Prior studies of the relationship between hospital surgical volume and adverse events such as SSI have also provided conflicting results.27 Anderson et al called their study ‘Size matters.’22 After adjusting for differences between hospital category (low, medium and high volume of 48 different surgical procedures) and confounders (NNIS risk index), they found that the risk for SSI in low-volume hospitals was 1.5 times higher than medium-volume hospitals. However, it was also 1.3 times higher in large-volume hospitals, leading the authors to conclude that there is a U-shaped relationship between SSI and hospital surgical volume. In a recently published Canadian study, the authors did not see any association between provider volume of total hip or knee replacement and surgical complications (including SSI) during index admission.28 Findings for other outcomes were also mixed. For example, surgeon procedure volume was related to rates of revision of hip replacement but not to rates of revision of knee replacement. Data from the Dutch Network for Prevention of Nosocomial Infections through Surveillance (PREZIES) from 1996 to 2000 revealed that a high annual volume of hip arthroplasty was associated with a reduced risk of SSI.29 However, again, data from PREZIES from 1996 to 2003 did not show that hospital volume was associated with SSI risk (total hip arthroplasty and knee arthroplasty were analysed among others).19

A systematic review of MEDLINE from 1980 to 2000 reported strong volume–outcome relationships for surgeries for pancreatic or oesophageal cancer, and of a much smaller magnitude—although statistically significant—for orthopaedic surgery.9 A systematic review focusing on orthopaedic procedures and reviewing studies from 1966 to 2005 found an association between higher hospital or surgeon volumes and lower rates of hip dislocation.30 Recently, Marlow et al published a systematic review on the relationship between volume and outcome in knee arthroplasty. Their results supported the theory that improved outcomes were associated with increased hospital and surgeon volume. However, the authors stated a North American bias (which limits generalisability) and that the association between outcome and volume appeared tenuous, when results were separated by arthroplasty type (primary, revision).
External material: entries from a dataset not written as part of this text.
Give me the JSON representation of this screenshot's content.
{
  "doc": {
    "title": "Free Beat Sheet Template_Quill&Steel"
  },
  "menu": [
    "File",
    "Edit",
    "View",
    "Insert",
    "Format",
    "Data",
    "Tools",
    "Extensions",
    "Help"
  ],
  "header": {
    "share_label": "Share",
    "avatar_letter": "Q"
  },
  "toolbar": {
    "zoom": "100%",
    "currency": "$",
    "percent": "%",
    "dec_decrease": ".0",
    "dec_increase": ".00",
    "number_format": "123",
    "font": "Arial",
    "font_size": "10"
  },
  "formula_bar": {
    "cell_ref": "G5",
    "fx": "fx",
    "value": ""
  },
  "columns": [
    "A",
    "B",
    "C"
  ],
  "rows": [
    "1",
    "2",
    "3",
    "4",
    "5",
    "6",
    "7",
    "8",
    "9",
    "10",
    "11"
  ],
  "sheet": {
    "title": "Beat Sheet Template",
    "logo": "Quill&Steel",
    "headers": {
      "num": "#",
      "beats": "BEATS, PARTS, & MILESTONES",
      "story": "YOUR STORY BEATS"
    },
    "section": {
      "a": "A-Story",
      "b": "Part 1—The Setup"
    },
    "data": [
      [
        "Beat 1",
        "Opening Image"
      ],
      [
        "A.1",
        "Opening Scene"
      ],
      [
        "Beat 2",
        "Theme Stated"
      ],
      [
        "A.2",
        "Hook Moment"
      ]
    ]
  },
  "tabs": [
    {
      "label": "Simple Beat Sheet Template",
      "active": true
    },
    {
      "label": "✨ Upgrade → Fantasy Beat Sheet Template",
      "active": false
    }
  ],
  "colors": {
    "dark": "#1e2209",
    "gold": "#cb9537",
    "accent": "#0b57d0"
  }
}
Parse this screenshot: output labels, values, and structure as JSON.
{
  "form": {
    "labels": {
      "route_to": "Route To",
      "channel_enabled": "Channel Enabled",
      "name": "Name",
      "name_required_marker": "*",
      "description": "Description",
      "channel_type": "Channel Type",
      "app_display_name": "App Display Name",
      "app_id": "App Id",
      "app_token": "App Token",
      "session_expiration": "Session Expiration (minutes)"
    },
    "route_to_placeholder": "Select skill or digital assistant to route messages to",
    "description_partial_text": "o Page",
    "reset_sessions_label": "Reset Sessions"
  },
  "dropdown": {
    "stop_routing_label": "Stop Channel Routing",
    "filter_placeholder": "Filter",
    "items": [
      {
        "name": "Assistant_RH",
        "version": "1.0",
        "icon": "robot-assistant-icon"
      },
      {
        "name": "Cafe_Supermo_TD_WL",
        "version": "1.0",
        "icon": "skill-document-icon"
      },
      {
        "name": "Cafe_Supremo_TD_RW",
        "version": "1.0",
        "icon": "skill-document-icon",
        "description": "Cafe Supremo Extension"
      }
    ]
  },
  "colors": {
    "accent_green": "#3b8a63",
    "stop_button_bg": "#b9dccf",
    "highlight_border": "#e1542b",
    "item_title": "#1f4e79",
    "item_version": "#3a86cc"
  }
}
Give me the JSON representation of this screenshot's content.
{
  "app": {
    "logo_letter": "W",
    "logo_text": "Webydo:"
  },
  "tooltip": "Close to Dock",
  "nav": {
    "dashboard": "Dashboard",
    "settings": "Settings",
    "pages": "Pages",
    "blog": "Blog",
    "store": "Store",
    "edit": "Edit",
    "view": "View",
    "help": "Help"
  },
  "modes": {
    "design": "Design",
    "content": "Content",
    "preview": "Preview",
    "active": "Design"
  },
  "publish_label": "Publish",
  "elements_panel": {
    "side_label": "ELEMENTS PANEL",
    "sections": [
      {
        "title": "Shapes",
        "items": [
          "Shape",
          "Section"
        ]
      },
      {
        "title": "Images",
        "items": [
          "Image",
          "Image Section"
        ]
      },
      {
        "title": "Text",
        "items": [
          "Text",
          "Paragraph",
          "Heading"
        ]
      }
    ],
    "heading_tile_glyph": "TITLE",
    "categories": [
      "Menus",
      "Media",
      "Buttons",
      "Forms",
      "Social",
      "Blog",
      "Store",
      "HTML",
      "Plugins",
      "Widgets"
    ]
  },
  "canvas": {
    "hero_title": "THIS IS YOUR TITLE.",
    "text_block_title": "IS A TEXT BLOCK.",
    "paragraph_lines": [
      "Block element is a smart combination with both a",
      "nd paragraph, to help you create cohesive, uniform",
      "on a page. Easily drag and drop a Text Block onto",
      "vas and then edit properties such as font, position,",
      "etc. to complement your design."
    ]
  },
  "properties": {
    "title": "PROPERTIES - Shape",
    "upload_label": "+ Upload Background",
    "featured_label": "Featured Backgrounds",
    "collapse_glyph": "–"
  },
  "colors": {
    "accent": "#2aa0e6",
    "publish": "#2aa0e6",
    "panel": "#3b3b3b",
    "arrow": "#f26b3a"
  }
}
Generally, volume is only a proxy measure of many parameters because it cannot directly produce favourable or unfavourable results, but as long as specific differences in clinical management or procedural techniques between high-volume providers with good outcomes and low-volume providers with poor ones are not exactly identified, it might be justified from a healthcare-policy perspective to implement minimum regulation volumes.

Our study has several strengths. First, the data result from a large network of hospitals (110 surgical departments provided SSI rates after hip replacement). Surveillance data from Krankenhaus-Infektions-Surveillance-System are representative and validated.31–33 Second, standard Centers for Disease Control-definitions for SSI surveillance were applied across all surgical departments. Third, these data are based on a comparatively long study period of 5.5 years.

Our study also has several limitations. We could not evaluate the volume of individual surgeons or the influence of the surgeon experience. Neither could we analyse other parameters such as antimicrobial prophylaxis, postoperative care or other complications such as bleeding, diabetes, immunosuppression, postoperative pneumonia or thrombosis. Furthermore, we did not perform a systematic postdischarge surveillance, which might explain why SSI rates from the Dutch surveillance system were higher (patients underwent active postdischarge surveillance for 30 days and 1 year).

We conclude that our findings offer some support for recommendations to concentrate on arthroscopy and knee replacement in surgical departments with more than 50 procedures and hip replacement in departments with more than 100 procedures per year in order to reduce SSI.


We thank R Plocher for his help in preparing the manuscript.



  • Funding The KISS Project is supported by the German Ministry of Health. The study received no additional support.

  • Competing interests None.

  • Provenance and peer review Not commissioned; externally peer reviewed.